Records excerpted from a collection
- Opening Delimiter -
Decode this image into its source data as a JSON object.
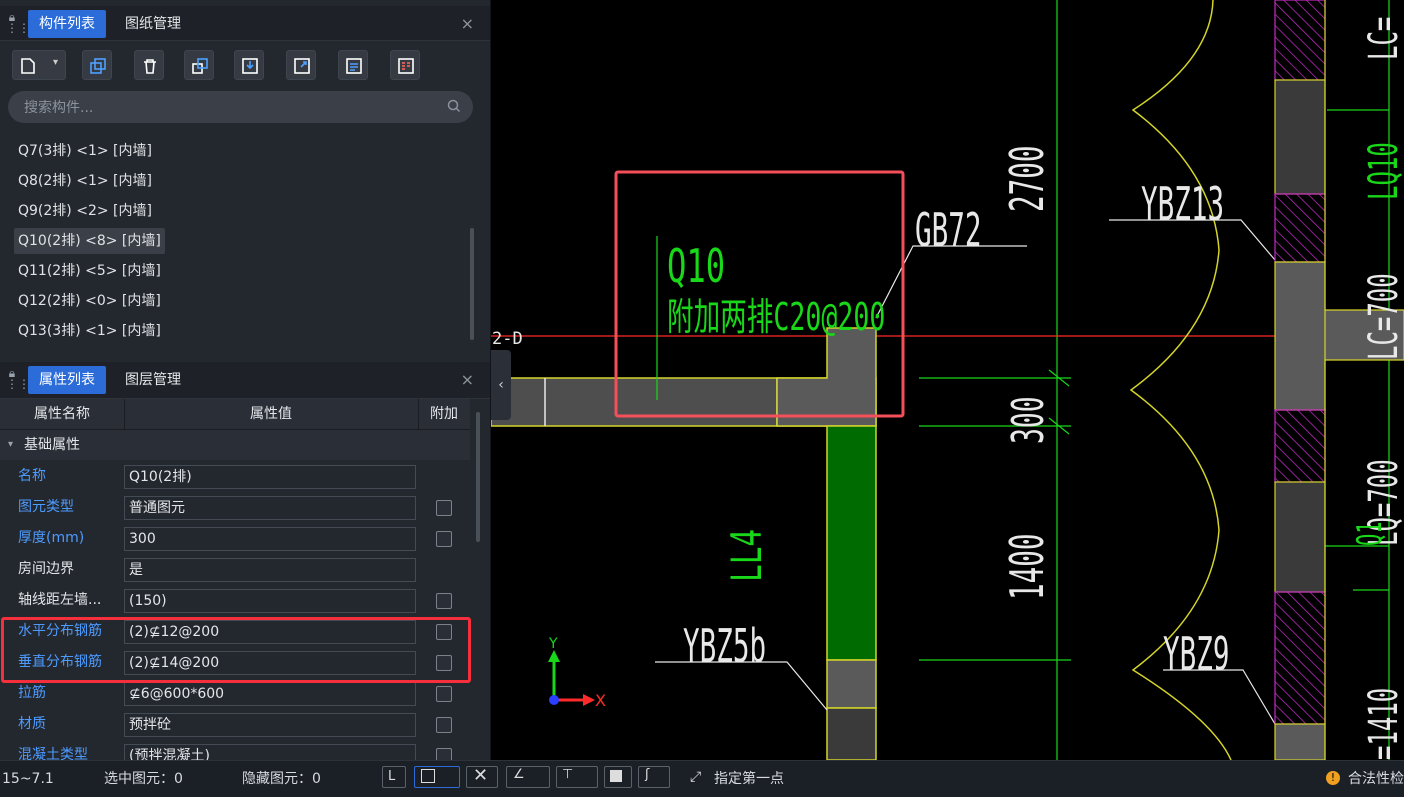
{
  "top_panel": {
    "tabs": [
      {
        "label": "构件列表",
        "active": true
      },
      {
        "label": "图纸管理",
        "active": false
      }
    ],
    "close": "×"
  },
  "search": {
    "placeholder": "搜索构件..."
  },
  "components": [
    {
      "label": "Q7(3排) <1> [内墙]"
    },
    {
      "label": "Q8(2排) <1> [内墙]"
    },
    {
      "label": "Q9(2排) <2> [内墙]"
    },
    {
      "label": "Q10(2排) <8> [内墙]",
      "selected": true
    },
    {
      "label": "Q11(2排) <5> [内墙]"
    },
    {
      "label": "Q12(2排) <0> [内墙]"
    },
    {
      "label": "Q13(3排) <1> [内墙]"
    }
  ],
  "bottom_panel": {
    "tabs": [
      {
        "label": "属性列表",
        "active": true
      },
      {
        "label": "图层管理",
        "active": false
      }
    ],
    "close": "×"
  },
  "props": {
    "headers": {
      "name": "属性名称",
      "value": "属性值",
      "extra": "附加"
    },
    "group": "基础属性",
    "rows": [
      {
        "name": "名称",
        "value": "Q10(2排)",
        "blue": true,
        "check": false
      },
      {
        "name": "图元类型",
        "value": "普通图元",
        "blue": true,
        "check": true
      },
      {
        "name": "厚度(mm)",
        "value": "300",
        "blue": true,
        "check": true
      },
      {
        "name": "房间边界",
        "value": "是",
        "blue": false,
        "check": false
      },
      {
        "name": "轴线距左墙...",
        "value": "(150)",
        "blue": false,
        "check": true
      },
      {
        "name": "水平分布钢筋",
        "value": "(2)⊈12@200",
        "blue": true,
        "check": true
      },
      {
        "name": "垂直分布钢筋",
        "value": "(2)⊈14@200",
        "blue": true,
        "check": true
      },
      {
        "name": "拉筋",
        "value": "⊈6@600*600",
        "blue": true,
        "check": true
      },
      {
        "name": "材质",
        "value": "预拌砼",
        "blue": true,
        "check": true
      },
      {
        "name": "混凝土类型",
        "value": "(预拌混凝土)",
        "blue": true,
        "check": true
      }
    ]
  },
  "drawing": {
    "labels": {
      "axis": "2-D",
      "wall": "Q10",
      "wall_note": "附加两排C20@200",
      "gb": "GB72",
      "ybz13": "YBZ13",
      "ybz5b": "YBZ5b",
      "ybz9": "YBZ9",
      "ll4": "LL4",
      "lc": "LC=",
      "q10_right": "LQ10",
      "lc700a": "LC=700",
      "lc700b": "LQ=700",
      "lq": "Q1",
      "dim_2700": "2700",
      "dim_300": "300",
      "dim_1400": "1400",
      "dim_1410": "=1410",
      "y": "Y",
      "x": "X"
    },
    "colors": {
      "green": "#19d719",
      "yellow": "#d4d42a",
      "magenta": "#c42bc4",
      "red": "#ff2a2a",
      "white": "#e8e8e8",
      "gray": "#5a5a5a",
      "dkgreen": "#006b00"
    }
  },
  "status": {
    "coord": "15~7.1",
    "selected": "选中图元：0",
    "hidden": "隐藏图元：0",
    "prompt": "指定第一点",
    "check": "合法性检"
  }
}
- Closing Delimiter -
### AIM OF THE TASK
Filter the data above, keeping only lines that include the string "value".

### WRITTEN SOLUTION
      "value": "属性值",
        "value": "Q10(2排)",
        "value": "普通图元",
        "value": "300",
        "value": "是",
        "value": "(150)",
        "value": "(2)⊈12@200",
        "value": "(2)⊈14@200",
        "value": "⊈6@600*600",
        "value": "预拌砼",
        "value": "(预拌混凝土)",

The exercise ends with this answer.